The third potential option is for the shipowners/charterers to petition the court under Articles 189 to 196 of the Civil Procedures Law (so-called “Offer and Deposit”). The Dubai Court of Cassation has held that Offer and Deposit is “a legal means for discharging liability of the obligor. It is in reality a voluntary performance whereby the obligor seeks to make voluntary satisfaction of what is owed to the obligee, and the court with which the deposit of the thing offered has been made shall rule on the validity of the offer and as to whether the liability of the obligor has been discharged”. This procedure has elements in common with an interpleader whereby the shipowners/charterers may file an Offer and Deposit including OWB and the supplier while depositing the amount in question with the court. The court would be requested to rule that the shipowners/charterers discharged their liability with respect to the bunker supply.
There are at least two potential problems with proceeding under an Offer and Deposit theory. First, the Dubai Court of Cassation held that if the “contract made between the parties to the litigation contains an arbitration clause […] judgment [must] be passed disallowing the action on the grounds of the arbitration clause, because the ‘Offer and Deposit’ relates to the performance of the contract in matters directly relating to the subject matter of the dispute in respect of which the arbitration clause exists […] and the court may not pass judgment independently to the effect that the obligor is discharged of his liability in such a way as to deprive the arbitration clause”. The contract between OWB and the shipowners/charterers contains an arbitration clause and as such, it is probable that an Offer and Deposit is unlikely to be heard by the court as a result.
Second, and more importantly, even if the Offer and Deposit proceedings continued in the court, there is nothing preventing the supplier from arresting the vessel under the BDR. Therefore, Offer and Deposit will not protect the vessel from arrest.
If the vessel is arrested, a fourth potential option arises whereby, once security is submitted and the ship is released, the shipowners/charterers can file a ‘joinder’ application. Article 94 of the Civil Procedures Law provides that “the defendant may, if he claims that he has a right of recourse for the right claimed against him, against a person who is not a party to the proceedings, lodge a written application to the court setting out the nature of the claim and the grounds thereof, and apply that that person be joined as a party to the action …”.
Thus, after release of the ship from arrest, the shipowners/charterers could file a joinder to join OWB to the lawsuit requesting the court to determine to whom the shipowners/charterers should pay for the bunker supply. This option is essentially a ‘defensive interpleader’.

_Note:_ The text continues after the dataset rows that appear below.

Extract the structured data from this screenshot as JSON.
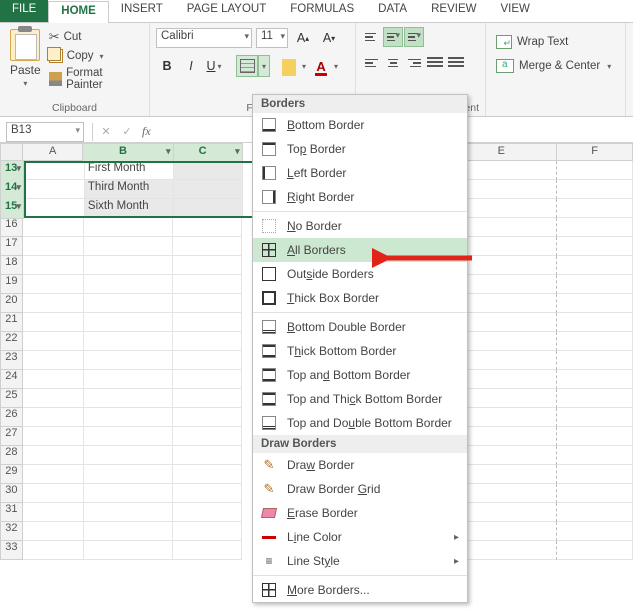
{
  "tabs": {
    "file": "FILE",
    "home": "HOME",
    "insert": "INSERT",
    "pagelayout": "PAGE LAYOUT",
    "formulas": "FORMULAS",
    "data": "DATA",
    "review": "REVIEW",
    "view": "VIEW"
  },
  "clipboard": {
    "paste": "Paste",
    "cut": "Cut",
    "copy": "Copy",
    "format_painter": "Format Painter",
    "group": "Clipboard"
  },
  "font": {
    "name": "Calibri",
    "size": "11",
    "group_partial": "Fo"
  },
  "alignment": {
    "wrap": "Wrap Text",
    "merge": "Merge & Center",
    "group_partial": "lignment"
  },
  "namebox": "B13",
  "fx": "fx",
  "cells": {
    "b13": "First Month",
    "b14": "Third Month",
    "b15": "Sixth Month"
  },
  "row_numbers": [
    "13",
    "14",
    "15",
    "16",
    "17",
    "18",
    "19",
    "20",
    "21",
    "22",
    "23",
    "24",
    "25",
    "26",
    "27",
    "28",
    "29",
    "30",
    "31",
    "32",
    "33"
  ],
  "col_letters": {
    "a": "A",
    "b": "B",
    "c": "C",
    "e": "E",
    "f": "F"
  },
  "borders_menu": {
    "header1": "Borders",
    "bottom": "Bottom Border",
    "top": "Top Border",
    "left": "Left Border",
    "right": "Right Border",
    "none": "No Border",
    "all": "All Borders",
    "outside": "Outside Borders",
    "thick": "Thick Box Border",
    "bdouble": "Bottom Double Border",
    "tbottom": "Thick Bottom Border",
    "tandb": "Top and Bottom Border",
    "tandtb": "Top and Thick Bottom Border",
    "tanddb": "Top and Double Bottom Border",
    "header2": "Draw Borders",
    "draw": "Draw Border",
    "drawgrid": "Draw Border Grid",
    "erase": "Erase Border",
    "linecolor": "Line Color",
    "linestyle": "Line Style",
    "more": "More Borders..."
  }
}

While there is no direct method of an interpleader proceeding under UAE law there are several options whereby shipowners/charterers may avoid double payment for the same bunker supply. Having said that, there is little to no action shipowners/charterers may take to avoid a ship arrest. Therefore, it would be beneficial to have interpleaders available under UAE procedural law, where a party is able to discharge its obligations without fear of double payment.
(This article was originally published in Marasi News and has since been updated and republished in IBA Maritime and Transport Newsletter)

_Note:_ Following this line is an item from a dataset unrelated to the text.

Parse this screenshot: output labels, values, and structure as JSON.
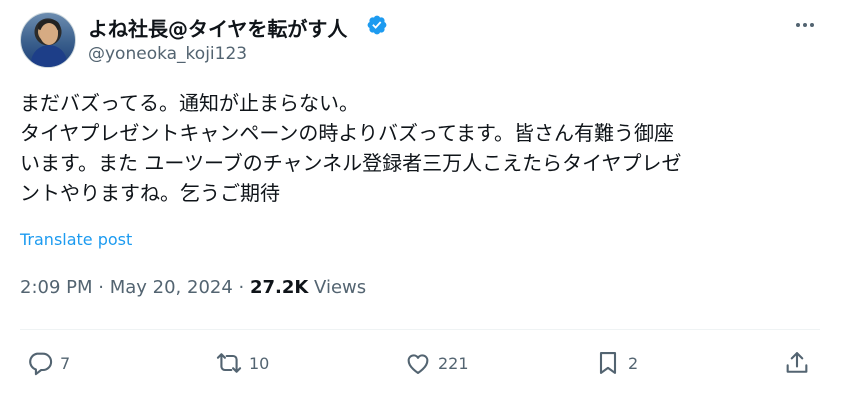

 OWB was a Danish company with subsidiaries around the world (including a Dubai-based entity) and was the world's largest marine fuel (bunkers) company. On 7 November 2014, OWB declared insolvency amid fraud accusations and mounting debts.

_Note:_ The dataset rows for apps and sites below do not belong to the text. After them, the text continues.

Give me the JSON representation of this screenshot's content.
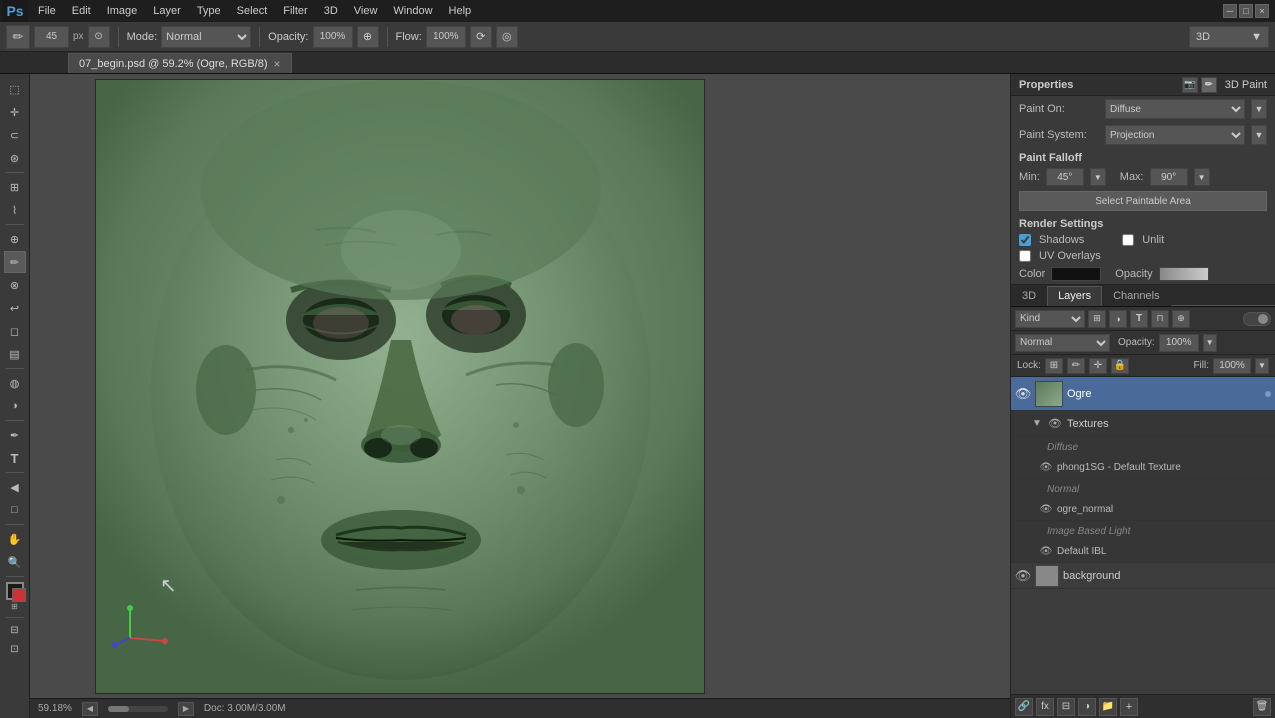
{
  "app": {
    "logo": "Ps",
    "title": "Adobe Photoshop"
  },
  "menubar": {
    "items": [
      "File",
      "Edit",
      "Image",
      "Layer",
      "Type",
      "Select",
      "Filter",
      "3D",
      "View",
      "Window",
      "Help"
    ]
  },
  "toolbar": {
    "brush_size": "45",
    "brush_size_unit": "px",
    "mode_label": "Mode:",
    "mode_value": "Normal",
    "opacity_label": "Opacity:",
    "opacity_value": "100%",
    "flow_label": "Flow:",
    "flow_value": "100%",
    "label_3d": "3D"
  },
  "tab": {
    "title": "07_begin.psd @ 59.2% (Ogre, RGB/8)",
    "close": "×"
  },
  "canvas": {
    "zoom": "59.18%",
    "doc_size": "Doc: 3.00M/3.00M"
  },
  "properties": {
    "title": "Properties",
    "paint_title": "3D Paint",
    "paint_on_label": "Paint On:",
    "paint_on_value": "Diffuse",
    "paint_system_label": "Paint System:",
    "paint_system_value": "Projection",
    "paint_falloff_label": "Paint Falloff",
    "min_label": "Min:",
    "min_value": "45°",
    "max_label": "Max:",
    "max_value": "90°",
    "select_paintable_btn": "Select Paintable Area",
    "render_settings_label": "Render Settings",
    "shadows_label": "Shadows",
    "unlit_label": "Unlit",
    "uv_overlays_label": "UV Overlays",
    "color_label": "Color",
    "opacity_label": "Opacity"
  },
  "layers": {
    "tabs": [
      "3D",
      "Layers",
      "Channels"
    ],
    "active_tab": "Layers",
    "search_placeholder": "Kind",
    "mode_value": "Normal",
    "opacity_label": "Opacity:",
    "opacity_value": "100%",
    "lock_label": "Lock:",
    "fill_label": "Fill:",
    "fill_value": "100%",
    "items": [
      {
        "name": "Ogre",
        "type": "layer",
        "visible": true,
        "selected": true
      },
      {
        "name": "Textures",
        "type": "group",
        "visible": true,
        "indent": 1
      },
      {
        "name": "Diffuse",
        "type": "sublabel",
        "visible": false,
        "indent": 2
      },
      {
        "name": "phong1SG - Default Texture",
        "type": "sublabel",
        "visible": true,
        "indent": 2
      },
      {
        "name": "Normal",
        "type": "sublabel2",
        "visible": false,
        "indent": 2
      },
      {
        "name": "ogre_normal",
        "type": "subitem",
        "visible": true,
        "indent": 3
      },
      {
        "name": "Image Based Light",
        "type": "sublabel",
        "visible": false,
        "indent": 2
      },
      {
        "name": "Default IBL",
        "type": "subitem",
        "visible": true,
        "indent": 3
      },
      {
        "name": "background",
        "type": "layer",
        "visible": true,
        "indent": 0
      }
    ]
  }
}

 UAE Federal Law No. 26 of 1981, concerning the Commercial Maritime Law Article 115(2)(i) or (k).
 e.g. OSG Ship Management, Inc. v. O.W. Bunker USA, Inc. et al (2014cv09973)
 See Dubai Court of Cassation, 301/2007 of 25 February 2008.
This article, including any advice, commentary or recommendation herein, is provided on a complimentary basis without consideration of any specific objectives, circumstances or facts. It reflects the views of the writer which may, in some cases, differ from those of the firm, especially in the developing jurisdiction of the UAE.